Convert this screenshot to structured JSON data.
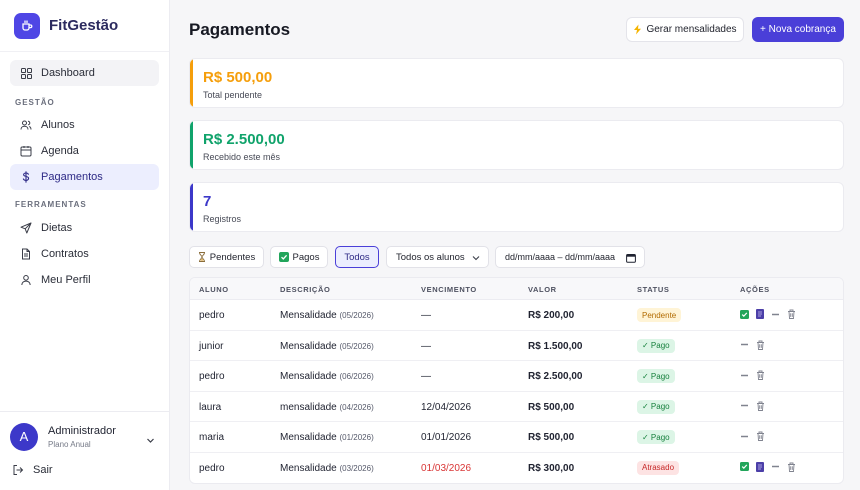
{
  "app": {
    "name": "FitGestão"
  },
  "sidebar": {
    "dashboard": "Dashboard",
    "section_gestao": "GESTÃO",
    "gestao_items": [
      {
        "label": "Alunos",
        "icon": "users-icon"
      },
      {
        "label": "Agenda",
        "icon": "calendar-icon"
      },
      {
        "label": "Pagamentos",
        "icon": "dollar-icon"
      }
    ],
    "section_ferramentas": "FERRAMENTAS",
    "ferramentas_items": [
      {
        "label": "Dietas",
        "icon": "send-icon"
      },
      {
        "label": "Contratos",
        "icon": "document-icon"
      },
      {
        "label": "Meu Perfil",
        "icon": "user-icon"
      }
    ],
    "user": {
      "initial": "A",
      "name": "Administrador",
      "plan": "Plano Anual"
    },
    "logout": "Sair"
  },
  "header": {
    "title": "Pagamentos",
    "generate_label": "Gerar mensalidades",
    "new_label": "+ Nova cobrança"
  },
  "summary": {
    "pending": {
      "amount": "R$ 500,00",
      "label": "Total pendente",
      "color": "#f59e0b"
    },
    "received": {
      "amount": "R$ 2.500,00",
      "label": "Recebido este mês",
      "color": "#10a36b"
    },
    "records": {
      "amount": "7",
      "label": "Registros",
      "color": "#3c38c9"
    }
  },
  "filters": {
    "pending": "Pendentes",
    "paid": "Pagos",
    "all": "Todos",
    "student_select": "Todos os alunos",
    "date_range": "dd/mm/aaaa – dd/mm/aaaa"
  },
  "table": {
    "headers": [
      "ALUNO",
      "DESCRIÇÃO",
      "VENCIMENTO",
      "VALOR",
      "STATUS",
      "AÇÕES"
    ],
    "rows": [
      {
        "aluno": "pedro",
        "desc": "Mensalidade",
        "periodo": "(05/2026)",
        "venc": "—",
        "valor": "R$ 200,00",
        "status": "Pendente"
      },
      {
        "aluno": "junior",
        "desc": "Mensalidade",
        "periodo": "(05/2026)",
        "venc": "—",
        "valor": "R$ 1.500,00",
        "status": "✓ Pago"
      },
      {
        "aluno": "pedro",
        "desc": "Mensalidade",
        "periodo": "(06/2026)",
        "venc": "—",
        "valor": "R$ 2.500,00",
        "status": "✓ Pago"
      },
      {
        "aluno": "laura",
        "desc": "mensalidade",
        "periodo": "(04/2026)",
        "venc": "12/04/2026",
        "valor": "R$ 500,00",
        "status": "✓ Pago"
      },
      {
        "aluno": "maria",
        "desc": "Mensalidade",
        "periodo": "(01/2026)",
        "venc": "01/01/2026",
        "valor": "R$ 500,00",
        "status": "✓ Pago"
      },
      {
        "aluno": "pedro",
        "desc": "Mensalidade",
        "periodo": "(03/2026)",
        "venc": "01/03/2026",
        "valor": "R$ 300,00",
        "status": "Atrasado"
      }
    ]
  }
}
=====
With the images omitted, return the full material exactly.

Convert this screenshot to structured JSON data.
{
  "app": {
    "name": "FitGestão"
  },
  "sidebar": {
    "dashboard": "Dashboard",
    "section_gestao": "GESTÃO",
    "gestao_items": [
      {
        "label": "Alunos",
        "icon": "users-icon"
      },
      {
        "label": "Agenda",
        "icon": "calendar-icon"
      },
      {
        "label": "Pagamentos",
        "icon": "dollar-icon"
      }
    ],
    "section_ferramentas": "FERRAMENTAS",
    "ferramentas_items": [
      {
        "label": "Dietas",
        "icon": "send-icon"
      },
      {
        "label": "Contratos",
        "icon": "document-icon"
      },
      {
        "label": "Meu Perfil",
        "icon": "user-icon"
      }
    ],
    "user": {
      "initial": "A",
      "name": "Administrador",
      "plan": "Plano Anual"
    },
    "logout": "Sair"
  },
  "header": {
    "title": "Pagamentos",
    "generate_label": "Gerar mensalidades",
    "new_label": "+ Nova cobrança"
  },
  "summary": {
    "pending": {
      "amount": "R$ 500,00",
      "label": "Total pendente",
      "color": "#f59e0b"
    },
    "received": {
      "amount": "R$ 2.500,00",
      "label": "Recebido este mês",
      "color": "#10a36b"
    },
    "records": {
      "amount": "7",
      "label": "Registros",
      "color": "#3c38c9"
    }
  },
  "filters": {
    "pending": "Pendentes",
    "paid": "Pagos",
    "all": "Todos",
    "student_select": "Todos os alunos",
    "date_range": "dd/mm/aaaa – dd/mm/aaaa"
  },
  "table": {
    "headers": [
      "ALUNO",
      "DESCRIÇÃO",
      "VENCIMENTO",
      "VALOR",
      "STATUS",
      "AÇÕES"
    ],
    "rows": [
      {
        "aluno": "pedro",
        "desc": "Mensalidade",
        "periodo": "(05/2026)",
        "venc": "—",
        "valor": "R$ 200,00",
        "status": "Pendente"
      },
      {
        "aluno": "junior",
        "desc": "Mensalidade",
        "periodo": "(05/2026)",
        "venc": "—",
        "valor": "R$ 1.500,00",
        "status": "✓ Pago"
      },
      {
        "aluno": "pedro",
        "desc": "Mensalidade",
        "periodo": "(06/2026)",
        "venc": "—",
        "valor": "R$ 2.500,00",
        "status": "✓ Pago"
      },
      {
        "aluno": "laura",
        "desc": "mensalidade",
        "periodo": "(04/2026)",
        "venc": "12/04/2026",
        "valor": "R$ 500,00",
        "status": "✓ Pago"
      },
      {
        "aluno": "maria",
        "desc": "Mensalidade",
        "periodo": "(01/2026)",
        "venc": "01/01/2026",
        "valor": "R$ 500,00",
        "status": "✓ Pago"
      },
      {
        "aluno": "pedro",
        "desc": "Mensalidade",
        "periodo": "(03/2026)",
        "venc": "01/03/2026",
        "valor": "R$ 300,00",
        "status": "Atrasado"
      }
    ]
  }
}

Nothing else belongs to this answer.